After an influx on inquiries in the first 24 hours of the health care exchange, an official at the state Department of Health and Human Resources says the federal government is working to fix bugs and increase capacity both online and at their national call center.
Assistant to the Secretary at the DHHR Jeremiah Samples said Thursday the federal government did experience some technical issues in the first 24 hours of the online exchange. He accounted the issues to the large number of Americans looking for information about health care coverage.
“The feds are saying they’ve had 7 million independent hits from across the country on the federal exchange itself,” Samples said, but added they’ve worked to increase capacity on the site to account for the numbers.
As for the federal call center, a second option for people looking to sign up for health coverage, Samples said the U.S. Department of Health and Human Services received more than 295,000 calls the first day, but have also added phones lines to decrease the wait time.
“The first day we were hearing wait times as long as a half an hour,” he said, “and they’re saying that the wait times at the call center have been cut in half since the launch, especially over the last 24 hours.”
As far as the number of West Virginians who have taken advantage of the exchange, the state won’t receive those numbers until early next week, but Samples could say a majority of people using in-person assistors at county DHHR offices are of lower incomes and find they are eligible for Medicaid under the state’s program expansion.
“That’s probably because there’s more experience in that low income population dealing with the DHHR offices,” he said.
As for the large number of not just West Virginians, but Americans who have shown interest in the health care marketplace, Samples said he’s not surprised about the surge in interest.
“We anticipated that there would be three major rushes to assess what coverage was available by the public, Samples said. “Here October 1st. We also anticipate around January 1 because that’s when the coverage actually begins and then towards March 31 toward the end of the open enrollment period.”
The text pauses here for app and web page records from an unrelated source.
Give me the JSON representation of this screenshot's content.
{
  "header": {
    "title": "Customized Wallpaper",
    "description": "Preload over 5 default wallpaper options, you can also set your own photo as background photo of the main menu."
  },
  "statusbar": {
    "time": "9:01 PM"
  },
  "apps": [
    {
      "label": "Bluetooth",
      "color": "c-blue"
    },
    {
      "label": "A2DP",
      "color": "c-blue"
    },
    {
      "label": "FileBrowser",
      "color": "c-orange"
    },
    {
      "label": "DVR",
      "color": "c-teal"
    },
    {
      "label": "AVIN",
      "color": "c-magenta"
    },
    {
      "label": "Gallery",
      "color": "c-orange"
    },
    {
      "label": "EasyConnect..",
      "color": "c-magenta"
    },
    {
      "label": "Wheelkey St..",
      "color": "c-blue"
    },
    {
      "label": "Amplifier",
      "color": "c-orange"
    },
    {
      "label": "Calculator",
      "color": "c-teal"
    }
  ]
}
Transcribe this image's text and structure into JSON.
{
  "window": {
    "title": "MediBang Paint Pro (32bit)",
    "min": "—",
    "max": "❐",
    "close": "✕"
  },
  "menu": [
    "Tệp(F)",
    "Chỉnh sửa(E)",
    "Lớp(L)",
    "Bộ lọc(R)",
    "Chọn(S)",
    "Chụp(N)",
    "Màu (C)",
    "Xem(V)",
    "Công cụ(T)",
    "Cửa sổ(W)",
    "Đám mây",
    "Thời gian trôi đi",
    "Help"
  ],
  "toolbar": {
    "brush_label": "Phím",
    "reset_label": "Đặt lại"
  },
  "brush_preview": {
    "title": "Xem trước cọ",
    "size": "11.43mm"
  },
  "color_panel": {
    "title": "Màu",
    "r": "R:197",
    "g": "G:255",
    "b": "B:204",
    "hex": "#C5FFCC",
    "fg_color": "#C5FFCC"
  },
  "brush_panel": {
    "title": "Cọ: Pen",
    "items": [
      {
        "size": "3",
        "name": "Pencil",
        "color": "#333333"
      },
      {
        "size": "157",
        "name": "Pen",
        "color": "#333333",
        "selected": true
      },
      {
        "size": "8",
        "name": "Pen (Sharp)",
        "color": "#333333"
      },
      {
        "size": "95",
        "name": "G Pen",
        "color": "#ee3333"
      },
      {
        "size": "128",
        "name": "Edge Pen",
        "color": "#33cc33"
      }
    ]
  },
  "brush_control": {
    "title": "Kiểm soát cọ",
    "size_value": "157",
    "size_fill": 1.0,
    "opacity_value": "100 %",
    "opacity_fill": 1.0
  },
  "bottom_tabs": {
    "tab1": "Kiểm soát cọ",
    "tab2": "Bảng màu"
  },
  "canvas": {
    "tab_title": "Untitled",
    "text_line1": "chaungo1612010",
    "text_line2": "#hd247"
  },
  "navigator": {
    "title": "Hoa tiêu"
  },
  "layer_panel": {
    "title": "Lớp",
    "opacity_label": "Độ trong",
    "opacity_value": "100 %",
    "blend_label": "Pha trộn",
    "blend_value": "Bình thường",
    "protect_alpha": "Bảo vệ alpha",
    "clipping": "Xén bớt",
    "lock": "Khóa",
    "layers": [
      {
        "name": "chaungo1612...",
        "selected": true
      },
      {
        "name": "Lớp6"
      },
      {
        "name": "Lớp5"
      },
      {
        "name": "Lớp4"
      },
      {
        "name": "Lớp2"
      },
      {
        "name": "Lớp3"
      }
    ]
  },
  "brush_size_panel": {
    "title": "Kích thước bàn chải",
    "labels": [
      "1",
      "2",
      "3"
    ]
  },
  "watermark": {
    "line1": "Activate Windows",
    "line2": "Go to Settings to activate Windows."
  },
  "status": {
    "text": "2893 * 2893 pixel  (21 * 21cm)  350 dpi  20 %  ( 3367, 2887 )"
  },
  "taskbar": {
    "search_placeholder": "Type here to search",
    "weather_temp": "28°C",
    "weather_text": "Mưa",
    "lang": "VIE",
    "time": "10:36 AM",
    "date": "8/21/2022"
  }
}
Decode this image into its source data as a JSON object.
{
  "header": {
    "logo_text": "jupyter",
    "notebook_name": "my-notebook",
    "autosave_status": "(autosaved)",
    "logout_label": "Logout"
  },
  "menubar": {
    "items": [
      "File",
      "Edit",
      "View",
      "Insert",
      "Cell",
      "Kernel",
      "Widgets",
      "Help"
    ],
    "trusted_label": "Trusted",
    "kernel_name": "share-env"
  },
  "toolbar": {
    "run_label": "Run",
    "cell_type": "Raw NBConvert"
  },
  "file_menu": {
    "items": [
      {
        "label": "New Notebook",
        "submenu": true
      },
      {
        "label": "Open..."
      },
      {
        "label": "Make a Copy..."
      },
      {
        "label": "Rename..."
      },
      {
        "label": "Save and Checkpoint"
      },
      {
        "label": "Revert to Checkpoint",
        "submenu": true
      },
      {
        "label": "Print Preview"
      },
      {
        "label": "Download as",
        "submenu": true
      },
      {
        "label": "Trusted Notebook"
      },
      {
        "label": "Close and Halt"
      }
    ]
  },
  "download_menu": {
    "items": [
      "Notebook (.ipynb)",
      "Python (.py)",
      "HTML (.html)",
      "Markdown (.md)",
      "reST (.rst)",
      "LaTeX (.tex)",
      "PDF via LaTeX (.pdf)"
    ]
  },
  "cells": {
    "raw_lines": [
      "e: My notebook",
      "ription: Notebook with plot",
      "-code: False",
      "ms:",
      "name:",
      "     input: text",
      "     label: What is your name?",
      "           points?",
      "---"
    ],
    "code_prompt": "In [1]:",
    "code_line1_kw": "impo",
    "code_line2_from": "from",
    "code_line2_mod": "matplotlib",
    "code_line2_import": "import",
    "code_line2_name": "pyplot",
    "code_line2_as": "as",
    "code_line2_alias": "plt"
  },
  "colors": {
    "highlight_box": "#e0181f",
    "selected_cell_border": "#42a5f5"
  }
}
He based that assessment on the annual trend the DHHR sees during open enrollment for Medicaid.